Monday, September 14, 2009

Who Should Be Most Embarrassed?

All right, I think the week merits this conversation: Who should be the most embarrassed by his or her conduct in public this past week?

Was it Serena Williams, whose tirade and threats cost her a tennis match she was about to lose anyway?

Was it Representative Joe Wilson (R, South Carolina), who broke protocol in the congressional chamber by shouting "You lie!" at President Obama during his health care address?

Was it disgraced former governor Rod Blagojevich, who reacted to the apparent suicide of his close friend, codefendant and possible witness for the prosecution, Chris Kelly, by suggesting that prosecutorial pressure on him to "lie" about the governor's actions led to his suicide?

Was it Michael Jordan, who used his induction into the Basketball Hall of Fame as an opportunity to publicly ridicule people with whom he's had decade(s)-long grudges?

Was it Kanye West, who grabbed the microphone from award-winner Taylor Swift to berate the voters for not selecting Beyonce instead?

Was it someone I'm overlooking? Was it me? Was it you? Let's try to learn together from the most uncivil week in recent memory.

3 comments:

Anonymous said...

Kanye West. He took an opportunity for celebration and communal praise, and twisted it into a self-aggrandizing episode, all to criticize the public for not sharing in HIS opinion. Can anyone say Ego Run Amok?

E. Peevie said...

My vote goes to Michael Jordan for apparently showing his true colors. I mean, come on. Calling out his high school coach for cutting him from the team? Lame and petty and sad.

David A. Zimmerman said...
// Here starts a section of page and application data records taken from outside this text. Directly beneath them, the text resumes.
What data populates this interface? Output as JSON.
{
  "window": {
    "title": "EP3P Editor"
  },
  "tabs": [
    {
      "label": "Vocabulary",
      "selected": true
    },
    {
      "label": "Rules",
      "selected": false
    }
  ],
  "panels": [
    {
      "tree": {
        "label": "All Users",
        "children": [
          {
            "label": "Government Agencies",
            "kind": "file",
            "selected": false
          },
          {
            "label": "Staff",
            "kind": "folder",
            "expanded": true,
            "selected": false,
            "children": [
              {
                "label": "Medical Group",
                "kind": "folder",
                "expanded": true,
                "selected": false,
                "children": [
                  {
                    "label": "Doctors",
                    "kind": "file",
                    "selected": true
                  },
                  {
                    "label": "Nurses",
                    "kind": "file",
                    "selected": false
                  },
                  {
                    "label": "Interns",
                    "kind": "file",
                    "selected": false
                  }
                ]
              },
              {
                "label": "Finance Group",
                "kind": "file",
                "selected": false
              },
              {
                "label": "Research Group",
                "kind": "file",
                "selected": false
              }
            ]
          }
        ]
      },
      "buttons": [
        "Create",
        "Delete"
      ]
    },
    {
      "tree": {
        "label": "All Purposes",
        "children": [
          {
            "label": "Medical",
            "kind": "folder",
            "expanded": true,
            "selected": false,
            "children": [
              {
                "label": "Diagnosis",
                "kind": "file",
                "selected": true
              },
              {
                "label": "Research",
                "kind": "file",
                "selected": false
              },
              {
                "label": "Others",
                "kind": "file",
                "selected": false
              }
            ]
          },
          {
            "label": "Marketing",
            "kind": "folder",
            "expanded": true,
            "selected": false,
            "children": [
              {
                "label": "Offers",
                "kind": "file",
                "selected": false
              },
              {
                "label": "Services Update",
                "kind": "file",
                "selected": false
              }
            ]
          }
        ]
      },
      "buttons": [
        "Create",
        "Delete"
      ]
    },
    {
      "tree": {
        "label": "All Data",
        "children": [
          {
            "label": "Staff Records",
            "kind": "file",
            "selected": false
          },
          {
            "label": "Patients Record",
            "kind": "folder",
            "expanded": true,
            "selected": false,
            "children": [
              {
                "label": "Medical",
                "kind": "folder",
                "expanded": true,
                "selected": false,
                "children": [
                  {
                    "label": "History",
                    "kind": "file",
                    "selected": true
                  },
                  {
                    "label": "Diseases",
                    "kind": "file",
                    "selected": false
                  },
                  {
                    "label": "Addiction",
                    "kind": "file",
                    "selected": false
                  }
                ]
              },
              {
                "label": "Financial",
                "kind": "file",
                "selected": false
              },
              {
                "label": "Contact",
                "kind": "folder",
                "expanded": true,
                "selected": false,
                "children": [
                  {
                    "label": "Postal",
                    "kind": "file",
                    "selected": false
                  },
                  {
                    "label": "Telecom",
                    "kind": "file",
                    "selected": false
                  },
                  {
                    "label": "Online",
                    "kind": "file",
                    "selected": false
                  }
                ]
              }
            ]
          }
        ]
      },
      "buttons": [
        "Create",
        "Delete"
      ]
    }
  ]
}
Well, Kanye apologized, in that awkward way charismatic people apologize when they're off their game, and then he hopped up to rap with JayZ and Rihanna. Joe Wilson apologized, but he's signing pictures of himself saying it for his supporters. Jordan and Williams and Blagojevich don't seem to be embarrassed by their conduct--or else they express their embarrassment by avoiding the camera, or in Blagojevich's case, making the rounds of the national media.